Nursing Diagnosis for Fractures: Addressing Specific Concerns

Nursing fracture diagnoses can be refined to target specific patient populations or fracture types. Here are some examples:

  • Risk for Skin Breakdown: Patients with casts or splints are at increased risk for skin breakdown due to impaired circulation and moisture accumulation. Nursing diagnoses for fractures can address this risk by incorporating meticulous skin assessment and implementing preventive measures like proper cast care and pressure relief techniques.

  • Social Isolation: Fractures can significantly limit a patient’s ability to socialize and participate in usual activities. Nursing diagnoses for fractures can acknowledge this by incorporating strategies to promote social interaction and emotional well-being.

  • Disuse Syndrome: Immobilization from a fracture can lead to muscle weakness and stiffness. Nursing diagnoses for fractures related to disuse syndrome involve incorporating early passive range-of-motion exercises to maintain joint mobility.

  • Painful Bone Union: In some cases, the healing process of a fracture can be accompanied by pain. Nursing diagnoses for fractures can address this by incorporating pain management strategies and monitoring for signs of delayed or nonunion healing.

Nurses can provide even more comprehensive and individualized care by considering these specific concerns and tailoring nursing diagnoses for fractures.

Nursing Diagnosis for Fractures: Education Empowers Patients

Nursing diagnoses for fractures highlight the importance of patient education. Nurses play a vital role in educating patients about their condition, treatment plan, and self-care practices to promote healing and prevent complications. This education might encompass:

  • Cast care instructions, including proper cleaning and drying techniques.

  • Weight-bearing restrictions and safe ambulation with assistive devices.

  • Pain management strategies, including appropriate medication use and non-pharmacological techniques.

  • Exercise to maintain joint mobility and muscle strength.

  • Signs and symptoms of infection to watch out for.

  • The importance of a balanced diet for bone healing.


Hipkneeortho recognizes the importance of individualized care for fracture patients.

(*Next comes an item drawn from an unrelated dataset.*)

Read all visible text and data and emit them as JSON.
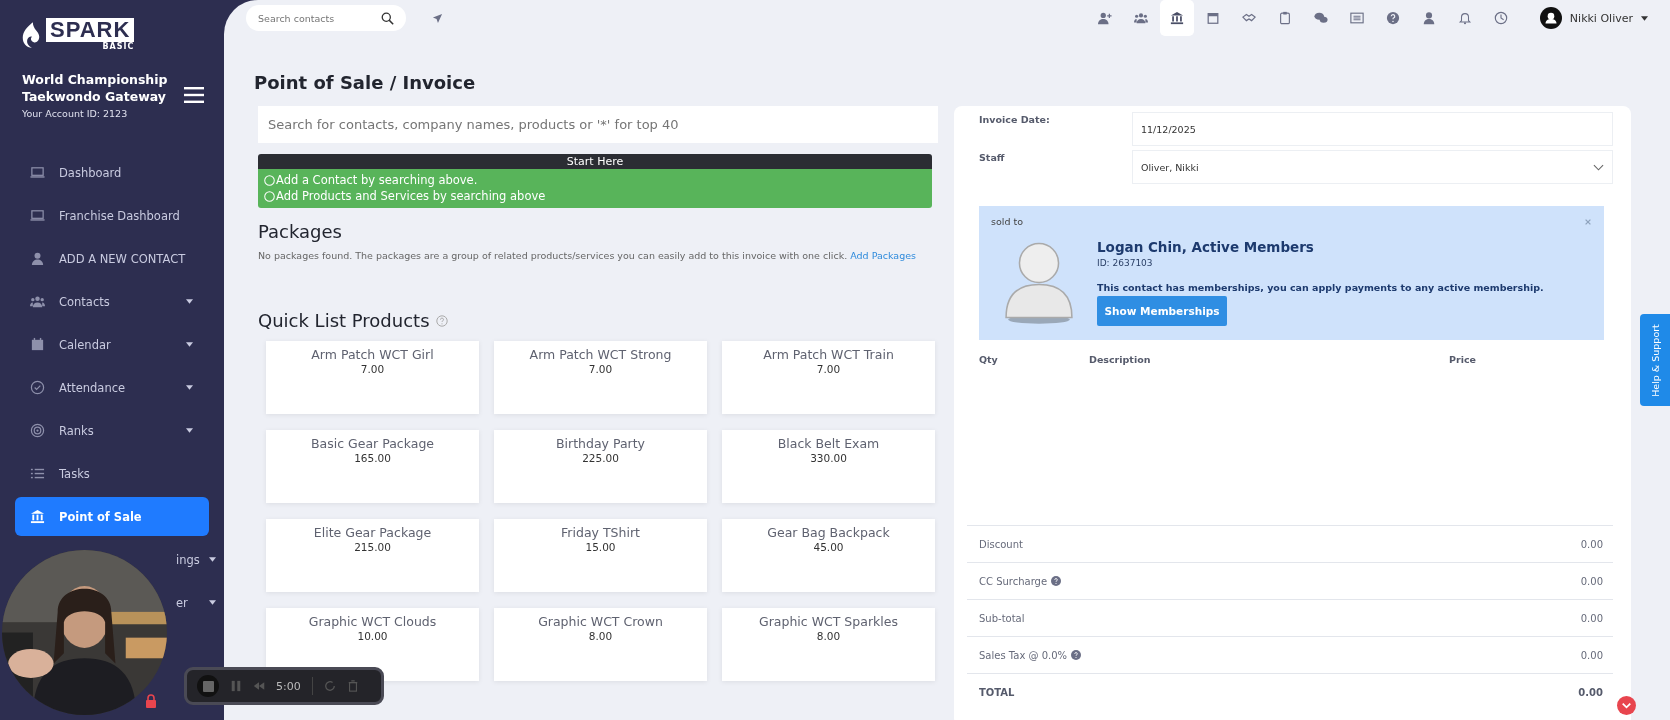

Nursing diagnoses for fractures are a cornerstone of this approach, ensuring patients receive the interventions they need to heal effectively and regain their independence.


  • What are some signs and symptoms of a fracture? 

Pain, swelling, deformity, bruising, and difficulty moving the affected limb are all potential signs of a fracture.

  • How long does it take for a fracture to heal? 

Healing time varies depending on the location and severity of the fracture. Most fractures heal within 6-8 weeks, but some may take longer.

  • Can I shower with a cast? 


Generally, no. Nurses will provide specific instructions on cast care to prevent complications.